Goal of the exercise → Report each line of the entries that contains the word "mensajes", copied in full.

Input records →
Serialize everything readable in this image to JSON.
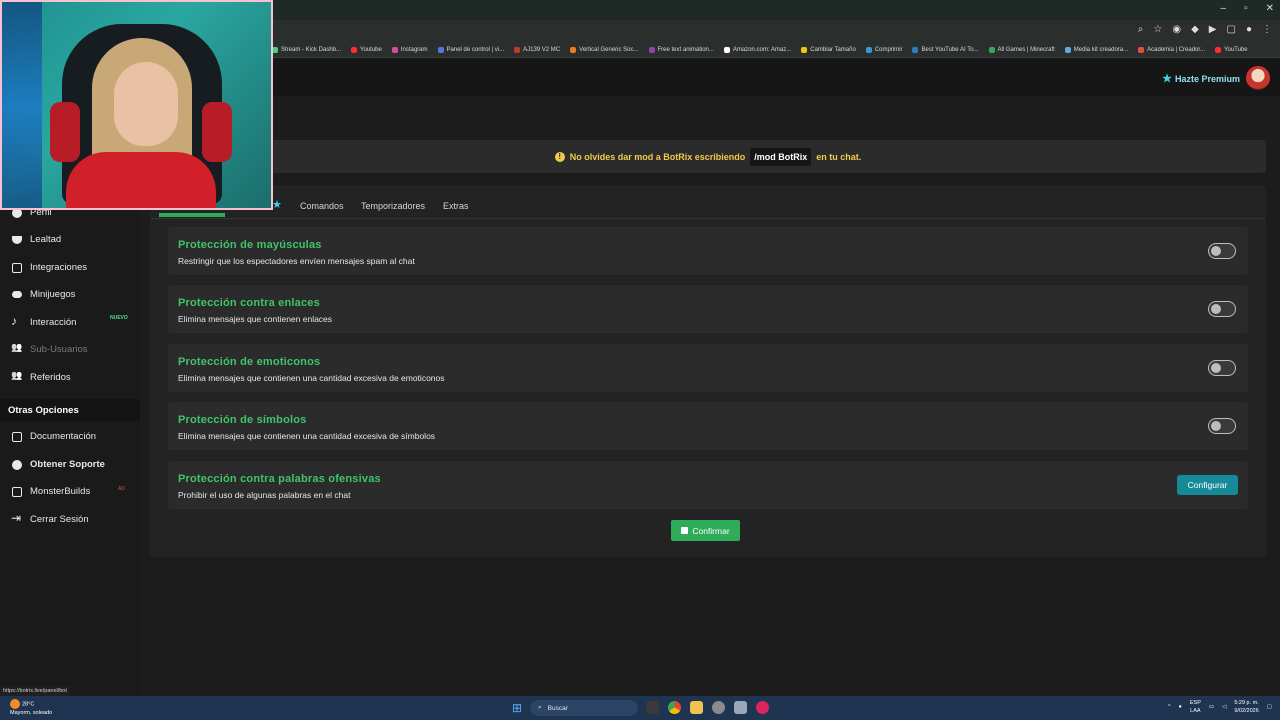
{
  "browser": {
    "bookmarks": [
      "Stream - Kick Dashb...",
      "Youtube",
      "Instagram",
      "Panel de control | vi...",
      "AJ139 V2 MC",
      "Vertical Generic Soc...",
      "Free text animation...",
      "Amazon.com: Amaz...",
      "Cambiar Tamaño",
      "Comprimir",
      "Best YouTube AI To...",
      "All Games | Minecraft",
      "Media kit creadora...",
      "Academia | Creador...",
      "YouTube"
    ],
    "bookmark_colors": [
      "#4bd07a",
      "#ff2d2d",
      "#d94b9e",
      "#4b7bd9",
      "#c0392b",
      "#e67e22",
      "#8e44ad",
      "#ffffff",
      "#f1c40f",
      "#3498db",
      "#2980b9",
      "#27ae60",
      "#5dade2",
      "#e74c3c",
      "#ff2d2d"
    ]
  },
  "header": {
    "premium_label": "Hazte Premium"
  },
  "notice": {
    "text_before": "No olvides dar mod a BotRix escribiendo",
    "command": "/mod BotRix",
    "text_after": "en tu chat."
  },
  "sidebar": {
    "items": [
      {
        "label": "Perfil",
        "icon": "user-icon"
      },
      {
        "label": "Lealtad",
        "icon": "trophy-icon"
      },
      {
        "label": "Integraciones",
        "icon": "integration-icon"
      },
      {
        "label": "Minijuegos",
        "icon": "gamepad-icon"
      },
      {
        "label": "Interacción",
        "icon": "music-icon",
        "badge": "NUEVO"
      },
      {
        "label": "Sub-Usuarios",
        "icon": "users-icon",
        "disabled": true
      },
      {
        "label": "Referidos",
        "icon": "users-icon"
      }
    ],
    "other_heading": "Otras Opciones",
    "other_items": [
      {
        "label": "Documentación",
        "icon": "document-icon"
      },
      {
        "label": "Obtener Soporte",
        "icon": "help-icon"
      },
      {
        "label": "MonsterBuilds",
        "icon": "monitor-icon",
        "badge": "AD"
      },
      {
        "label": "Cerrar Sesión",
        "icon": "logout-icon"
      }
    ]
  },
  "tabs": [
    "Comandos",
    "Temporizadores",
    "Extras"
  ],
  "protections": [
    {
      "title": "Protección de mayúsculas",
      "desc": "Restringir que los espectadores envíen mensajes spam al chat",
      "control": "toggle",
      "enabled": false
    },
    {
      "title": "Protección contra enlaces",
      "desc": "Elimina mensajes que contienen enlaces",
      "control": "toggle",
      "enabled": false
    },
    {
      "title": "Protección de emoticonos",
      "desc": "Elimina mensajes que contienen una cantidad excesiva de emoticonos",
      "control": "toggle",
      "enabled": false
    },
    {
      "title": "Protección de símbolos",
      "desc": "Elimina mensajes que contienen una cantidad excesiva de símbolos",
      "control": "toggle",
      "enabled": false
    },
    {
      "title": "Protección contra palabras ofensivas",
      "desc": "Prohibir el uso de algunas palabras en el chat",
      "control": "button",
      "button_label": "Configurar"
    }
  ],
  "confirm_label": "Confirmar",
  "status_url": "https://botrix.live/panel/bot",
  "taskbar": {
    "weather_temp": "28°C",
    "weather_desc": "Mayorm. soleado",
    "search_placeholder": "Buscar",
    "lang_top": "ESP",
    "lang_bottom": "LAA",
    "time": "5:29 p. m.",
    "date": "9/02/2026"
  },
  "colors": {
    "accent_green": "#2eac5a",
    "title_green": "#3fc46a",
    "notice_yellow": "#f2c94c",
    "config_teal": "#178a9a",
    "premium_cyan": "#3fd2e8"
  }
}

Result of this task →
      "desc": "Restringir que los espectadores envíen mensajes spam al chat",
      "desc": "Elimina mensajes que contienen enlaces",
      "desc": "Elimina mensajes que contienen una cantidad excesiva de emoticonos",
      "desc": "Elimina mensajes que contienen una cantidad excesiva de símbolos",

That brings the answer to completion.